TASK TO CARRY OUT
Each entry must come back word for word; drop the images as you go.

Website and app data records
====
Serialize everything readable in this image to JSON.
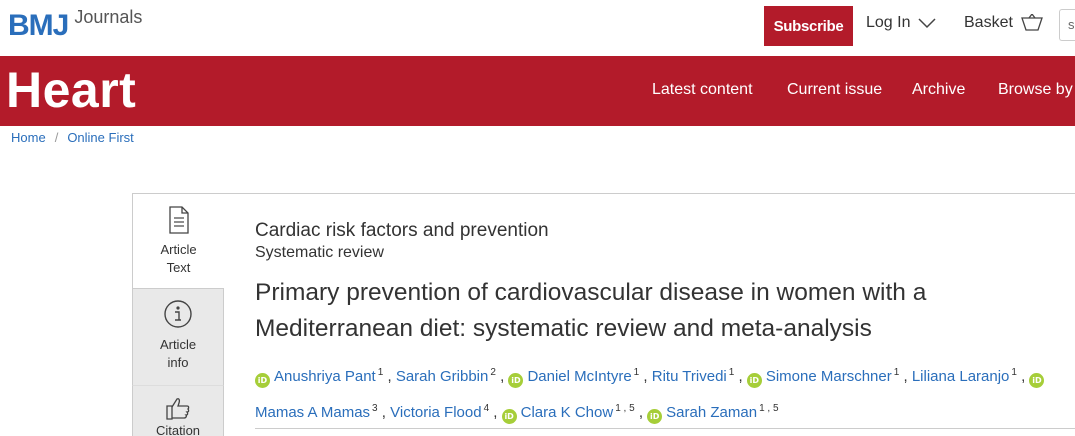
{
  "header": {
    "logo_text": "BMJ",
    "logo_subtext": "Journals",
    "subscribe_label": "Subscribe",
    "login_label": "Log In",
    "basket_label": "Basket",
    "search_partial": "s"
  },
  "nav": {
    "brand": "Heart",
    "items": [
      {
        "label": "Latest content"
      },
      {
        "label": "Current issue"
      },
      {
        "label": "Archive"
      },
      {
        "label": "Browse by c"
      }
    ]
  },
  "breadcrumb": {
    "items": [
      {
        "label": "Home"
      },
      {
        "label": "Online First"
      }
    ],
    "separator": "/"
  },
  "side_tabs": [
    {
      "line1": "Article",
      "line2": "Text",
      "icon": "document-icon"
    },
    {
      "line1": "Article",
      "line2": "info",
      "icon": "info-icon"
    },
    {
      "line1": "Citation",
      "line2": "",
      "icon": "thumbs-up-icon"
    }
  ],
  "article": {
    "section": "Cardiac risk factors and prevention",
    "type": "Systematic review",
    "title_line1": "Primary prevention of cardiovascular disease in women with a",
    "title_line2": "Mediterranean diet: systematic review and meta-analysis",
    "orcid_badge": "iD",
    "authors": [
      {
        "name": "Anushriya Pant",
        "aff": "1",
        "orcid": true
      },
      {
        "name": "Sarah Gribbin",
        "aff": "2",
        "orcid": false
      },
      {
        "name": "Daniel McIntyre",
        "aff": "1",
        "orcid": true
      },
      {
        "name": "Ritu Trivedi",
        "aff": "1",
        "orcid": false
      },
      {
        "name": "Simone Marschner",
        "aff": "1",
        "orcid": true
      },
      {
        "name": "Liliana Laranjo",
        "aff": "1",
        "orcid": false
      },
      {
        "name": "Mamas A Mamas",
        "aff": "3",
        "orcid": true
      },
      {
        "name": "Victoria Flood",
        "aff": "4",
        "orcid": false
      },
      {
        "name": "Clara K Chow",
        "aff": "1 ,  5",
        "orcid": true
      },
      {
        "name": "Sarah Zaman",
        "aff": "1 ,  5",
        "orcid": true
      }
    ]
  },
  "colors": {
    "brand_red": "#b31b2a",
    "link_blue": "#2a6ebb",
    "orcid_green": "#a6ce39"
  }
}
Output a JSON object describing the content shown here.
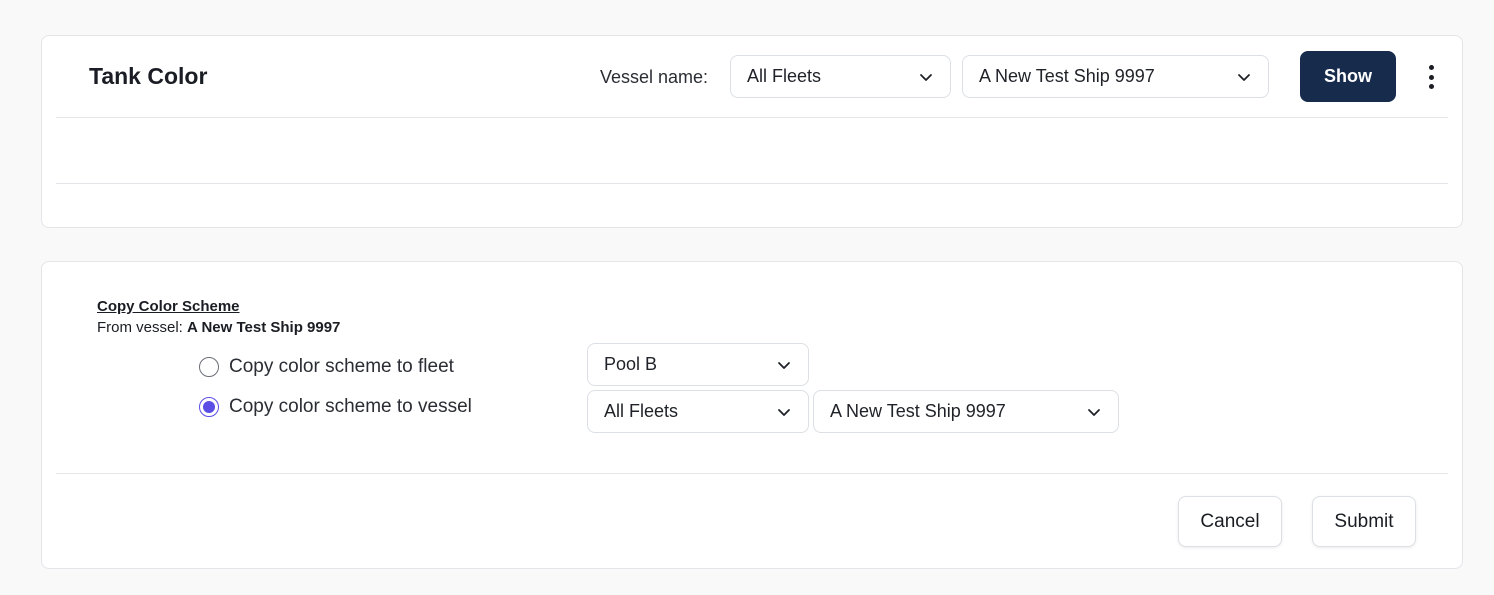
{
  "header": {
    "title": "Tank Color",
    "vessel_label": "Vessel name:",
    "fleet_select": "All Fleets",
    "ship_select": "A New Test Ship 9997",
    "show_button": "Show",
    "more_icon": "kebab-menu-icon"
  },
  "copy_scheme": {
    "heading": "Copy Color Scheme",
    "from_prefix": "From vessel: ",
    "from_vessel": "A New Test Ship 9997",
    "options": [
      {
        "label": "Copy color scheme to fleet",
        "checked": false
      },
      {
        "label": "Copy color scheme to vessel",
        "checked": true
      }
    ],
    "pool_select": "Pool B",
    "fleet_select": "All Fleets",
    "ship_select": "A New Test Ship 9997"
  },
  "actions": {
    "cancel": "Cancel",
    "submit": "Submit"
  },
  "colors": {
    "primary": "#172b4d",
    "radio_accent": "#5b4ee5",
    "border": "#e3e5e9"
  }
}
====
WRITTEN SOLUTION
Serialize everything readable in this image to JSON.
{
  "header": {
    "logo_text": "BMJ",
    "logo_subtext": "Journals",
    "subscribe_label": "Subscribe",
    "login_label": "Log In",
    "basket_label": "Basket",
    "search_partial": "s"
  },
  "nav": {
    "brand": "Heart",
    "items": [
      {
        "label": "Latest content"
      },
      {
        "label": "Current issue"
      },
      {
        "label": "Archive"
      },
      {
        "label": "Browse by c"
      }
    ]
  },
  "breadcrumb": {
    "items": [
      {
        "label": "Home"
      },
      {
        "label": "Online First"
      }
    ],
    "separator": "/"
  },
  "side_tabs": [
    {
      "line1": "Article",
      "line2": "Text",
      "icon": "document-icon"
    },
    {
      "line1": "Article",
      "line2": "info",
      "icon": "info-icon"
    },
    {
      "line1": "Citation",
      "line2": "",
      "icon": "thumbs-up-icon"
    }
  ],
  "article": {
    "section": "Cardiac risk factors and prevention",
    "type": "Systematic review",
    "title_line1": "Primary prevention of cardiovascular disease in women with a",
    "title_line2": "Mediterranean diet: systematic review and meta-analysis",
    "orcid_badge": "iD",
    "authors": [
      {
        "name": "Anushriya Pant",
        "aff": "1",
        "orcid": true
      },
      {
        "name": "Sarah Gribbin",
        "aff": "2",
        "orcid": false
      },
      {
        "name": "Daniel McIntyre",
        "aff": "1",
        "orcid": true
      },
      {
        "name": "Ritu Trivedi",
        "aff": "1",
        "orcid": false
      },
      {
        "name": "Simone Marschner",
        "aff": "1",
        "orcid": true
      },
      {
        "name": "Liliana Laranjo",
        "aff": "1",
        "orcid": false
      },
      {
        "name": "Mamas A Mamas",
        "aff": "3",
        "orcid": true
      },
      {
        "name": "Victoria Flood",
        "aff": "4",
        "orcid": false
      },
      {
        "name": "Clara K Chow",
        "aff": "1 ,  5",
        "orcid": true
      },
      {
        "name": "Sarah Zaman",
        "aff": "1 ,  5",
        "orcid": true
      }
    ]
  },
  "colors": {
    "brand_red": "#b31b2a",
    "link_blue": "#2a6ebb",
    "orcid_green": "#a6ce39"
  }
}
Output a JSON object describing the content shown here.
{
  "header": {
    "title": "Tank Color",
    "vessel_label": "Vessel name:",
    "fleet_select": "All Fleets",
    "ship_select": "A New Test Ship 9997",
    "show_button": "Show",
    "more_icon": "kebab-menu-icon"
  },
  "copy_scheme": {
    "heading": "Copy Color Scheme",
    "from_prefix": "From vessel: ",
    "from_vessel": "A New Test Ship 9997",
    "options": [
      {
        "label": "Copy color scheme to fleet",
        "checked": false
      },
      {
        "label": "Copy color scheme to vessel",
        "checked": true
      }
    ],
    "pool_select": "Pool B",
    "fleet_select": "All Fleets",
    "ship_select": "A New Test Ship 9997"
  },
  "actions": {
    "cancel": "Cancel",
    "submit": "Submit"
  },
  "colors": {
    "primary": "#172b4d",
    "radio_accent": "#5b4ee5",
    "border": "#e3e5e9"
  }
}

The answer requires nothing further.